RECORDS SUPPLIED ::
☆ ☆ ☆ ☆ ☆
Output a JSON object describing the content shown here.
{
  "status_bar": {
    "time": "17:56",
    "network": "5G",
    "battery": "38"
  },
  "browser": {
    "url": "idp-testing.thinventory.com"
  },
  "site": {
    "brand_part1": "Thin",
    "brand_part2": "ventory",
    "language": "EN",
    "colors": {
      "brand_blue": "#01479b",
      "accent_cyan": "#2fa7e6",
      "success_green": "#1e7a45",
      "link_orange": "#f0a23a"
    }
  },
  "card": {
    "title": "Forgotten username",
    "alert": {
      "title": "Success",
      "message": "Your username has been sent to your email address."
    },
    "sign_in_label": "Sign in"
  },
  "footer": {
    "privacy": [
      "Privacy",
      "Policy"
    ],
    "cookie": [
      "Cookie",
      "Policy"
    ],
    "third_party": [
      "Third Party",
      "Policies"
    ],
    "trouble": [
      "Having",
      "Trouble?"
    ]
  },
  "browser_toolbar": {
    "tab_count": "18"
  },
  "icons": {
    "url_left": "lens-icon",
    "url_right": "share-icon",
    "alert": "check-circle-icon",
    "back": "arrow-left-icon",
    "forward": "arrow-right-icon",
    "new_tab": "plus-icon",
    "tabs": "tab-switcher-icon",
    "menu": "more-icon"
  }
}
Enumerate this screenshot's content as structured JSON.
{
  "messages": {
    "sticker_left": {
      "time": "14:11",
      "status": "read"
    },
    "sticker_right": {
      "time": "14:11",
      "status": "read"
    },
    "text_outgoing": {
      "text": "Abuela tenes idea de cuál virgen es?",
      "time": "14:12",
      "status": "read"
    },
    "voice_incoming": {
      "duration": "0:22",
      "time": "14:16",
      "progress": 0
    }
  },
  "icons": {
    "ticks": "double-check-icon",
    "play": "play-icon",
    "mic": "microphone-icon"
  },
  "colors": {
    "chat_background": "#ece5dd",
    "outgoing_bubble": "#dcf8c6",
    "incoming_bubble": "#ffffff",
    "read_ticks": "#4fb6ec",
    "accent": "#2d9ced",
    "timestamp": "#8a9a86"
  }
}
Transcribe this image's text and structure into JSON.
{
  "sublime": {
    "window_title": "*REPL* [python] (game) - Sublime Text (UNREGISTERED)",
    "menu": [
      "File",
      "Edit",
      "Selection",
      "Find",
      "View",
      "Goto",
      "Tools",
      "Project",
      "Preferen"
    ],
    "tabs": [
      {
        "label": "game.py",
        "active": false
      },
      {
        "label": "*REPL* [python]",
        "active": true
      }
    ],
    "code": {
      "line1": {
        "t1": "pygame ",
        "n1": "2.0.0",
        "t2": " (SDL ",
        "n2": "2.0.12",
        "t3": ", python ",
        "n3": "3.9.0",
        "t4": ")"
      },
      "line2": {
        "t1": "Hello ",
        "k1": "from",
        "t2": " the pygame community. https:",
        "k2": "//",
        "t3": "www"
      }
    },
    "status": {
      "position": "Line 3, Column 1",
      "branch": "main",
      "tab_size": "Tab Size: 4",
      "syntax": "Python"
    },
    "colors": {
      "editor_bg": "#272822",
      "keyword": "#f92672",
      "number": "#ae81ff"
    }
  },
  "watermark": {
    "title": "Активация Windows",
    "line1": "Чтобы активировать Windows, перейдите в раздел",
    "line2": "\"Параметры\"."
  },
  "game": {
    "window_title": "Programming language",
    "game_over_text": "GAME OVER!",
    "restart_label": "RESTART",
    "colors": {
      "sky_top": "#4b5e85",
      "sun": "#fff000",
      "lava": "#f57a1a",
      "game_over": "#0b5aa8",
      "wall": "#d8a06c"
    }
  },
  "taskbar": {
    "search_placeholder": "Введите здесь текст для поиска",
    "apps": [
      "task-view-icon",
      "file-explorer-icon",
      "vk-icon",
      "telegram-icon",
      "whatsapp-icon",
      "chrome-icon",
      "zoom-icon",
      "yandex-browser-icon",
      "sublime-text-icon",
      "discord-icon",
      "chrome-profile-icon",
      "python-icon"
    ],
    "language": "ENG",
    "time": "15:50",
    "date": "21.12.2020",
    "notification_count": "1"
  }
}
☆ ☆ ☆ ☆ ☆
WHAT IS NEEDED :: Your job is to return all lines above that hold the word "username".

REPLY TO THE TASK ::
    "title": "Forgotten username",
      "message": "Your username has been sent to your email address."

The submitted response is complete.